- The hero of the narrative (the voter/reader)
- The problem (the social issue/business problem)
- The mentor (the candidate/thought leader)
- The plan (campaign promises/thought leadership framework)
- The opposition (the opponent/the competition)
- The stakes (what happens if the other wins/what happens if your solution is not implemented)
- The big ask (vote!/the call-to-action)
Just as a political candidate tells a story with the elements above, you must also write with them in mind.
- Who is the hero in your niche? Do you know their problems and pains?
- Have you positioned yourself as the trusted guide who can solve their problems?
- Do you have a framework that is easy to understand and follow?
- Have you identified the common enemy that your niche has to defeat (for example, complex processes, time wasters, etc.)?
- Have you painted the picture of what life would look like for your customer without your solution?
- Do you have a clear call to action for your posts and articles?
Besides writing down the answers to the questions above and incorporating them into your narrative, I want to challenge you to do something else.
Just as political campaigns have slogans, you should have one.
This is a short memorable phrase that you can use everywhere, from your posts to your LinkedIn headline.
It’s not about explaining what you do. It’s about creating an emotion or evoking possibilities.
Some slogans from presidential campaigns focused on the future: “Forward” (Obama). Other focused bringing back the past: “Make America Great Again” (Trump).
BTW, my slogan is, “Don’t just be better than the competition. Be the only one.”
Write a slogan that will make people want to follow you.
Our new friend asked me to write for his blog.
“Any useful advice for entrepreneurs to start getting content on my blog,” he said.
“It doesn’t work that way,” I said. “First you need to define the goal of your organization and then create content that supports that goal.”

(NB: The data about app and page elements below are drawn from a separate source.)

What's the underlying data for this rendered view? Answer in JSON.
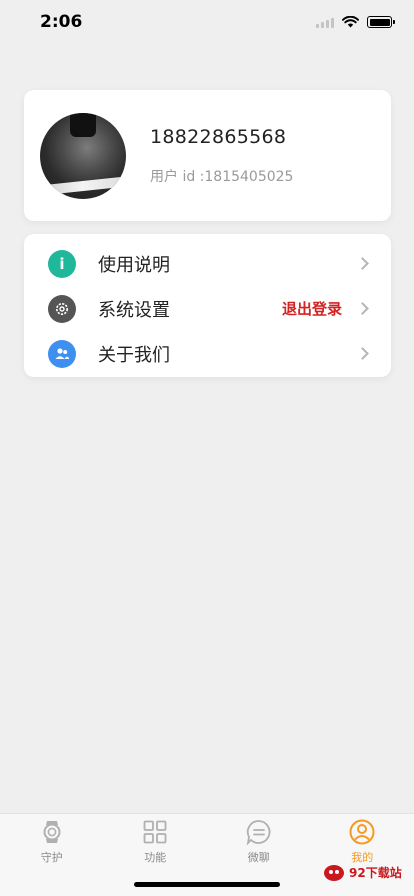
{
  "status": {
    "time": "2:06"
  },
  "profile": {
    "phone": "18822865568",
    "user_id": "用户 id :1815405025"
  },
  "menu": {
    "items": [
      {
        "label": "使用说明",
        "icon": "info-icon",
        "color": "#1fb89a"
      },
      {
        "label": "系统设置",
        "icon": "gear-icon",
        "color": "#555555",
        "extra": "退出登录"
      },
      {
        "label": "关于我们",
        "icon": "people-icon",
        "color": "#3d8ff0"
      }
    ]
  },
  "tabs": [
    {
      "label": "守护",
      "icon": "watch-icon",
      "active": false
    },
    {
      "label": "功能",
      "icon": "grid-icon",
      "active": false
    },
    {
      "label": "微聊",
      "icon": "chat-icon",
      "active": false
    },
    {
      "label": "我的",
      "icon": "user-icon",
      "active": true
    }
  ],
  "watermark": {
    "text": "92下载站"
  },
  "colors": {
    "accent": "#f59a23",
    "logout": "#d42222",
    "background": "#efefef"
  }
}
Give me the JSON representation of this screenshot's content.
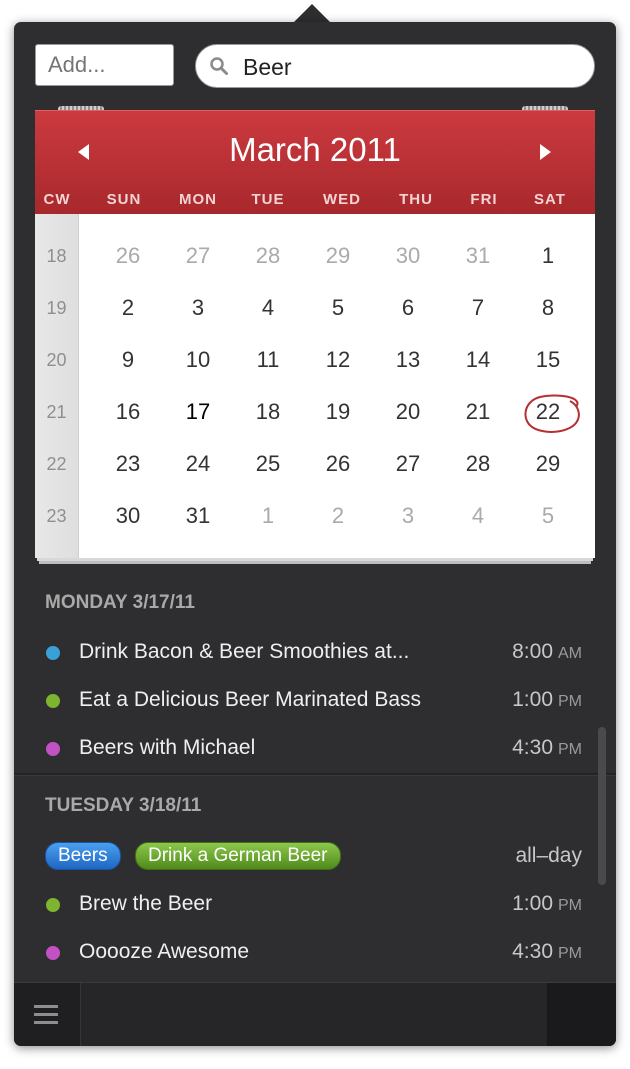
{
  "add_field": {
    "placeholder": "Add..."
  },
  "search": {
    "value": "Beer"
  },
  "calendar": {
    "month_title": "March 2011",
    "dow_labels": [
      "CW",
      "SUN",
      "MON",
      "TUE",
      "WED",
      "THU",
      "FRI",
      "SAT"
    ],
    "weeks": [
      {
        "cw": "18",
        "days": [
          "26",
          "27",
          "28",
          "29",
          "30",
          "31",
          "1"
        ]
      },
      {
        "cw": "19",
        "days": [
          "2",
          "3",
          "4",
          "5",
          "6",
          "7",
          "8"
        ]
      },
      {
        "cw": "20",
        "days": [
          "9",
          "10",
          "11",
          "12",
          "13",
          "14",
          "15"
        ]
      },
      {
        "cw": "21",
        "days": [
          "16",
          "17",
          "18",
          "19",
          "20",
          "21",
          "22"
        ]
      },
      {
        "cw": "22",
        "days": [
          "23",
          "24",
          "25",
          "26",
          "27",
          "28",
          "29"
        ]
      },
      {
        "cw": "23",
        "days": [
          "30",
          "31",
          "1",
          "2",
          "3",
          "4",
          "5"
        ]
      }
    ],
    "today": "17",
    "selected": "22"
  },
  "sections": [
    {
      "title": "MONDAY 3/17/11",
      "events": [
        {
          "title": "Drink Bacon & Beer Smoothies at...",
          "time": "8:00",
          "ampm": "AM",
          "color": "#3aa0d8"
        },
        {
          "title": "Eat a Delicious Beer Marinated Bass",
          "time": "1:00",
          "ampm": "PM",
          "color": "#7eb52e"
        },
        {
          "title": "Beers with Michael",
          "time": "4:30",
          "ampm": "PM",
          "color": "#c252c4"
        }
      ]
    },
    {
      "title": "TUESDAY 3/18/11",
      "allday_label": "all–day",
      "allday_pills": [
        "Beers",
        "Drink a German Beer"
      ],
      "events": [
        {
          "title": "Brew the Beer",
          "time": "1:00",
          "ampm": "PM",
          "color": "#7eb52e"
        },
        {
          "title": "Ooooze Awesome",
          "time": "4:30",
          "ampm": "PM",
          "color": "#c252c4"
        }
      ]
    }
  ],
  "colors": {
    "header_red": "#b52f33",
    "panel": "#2e2e30"
  }
}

You can’t write thought leadership content if you have not defined what you want to accomplish with your writing.
You can’t lead if you don’t know where you’re going.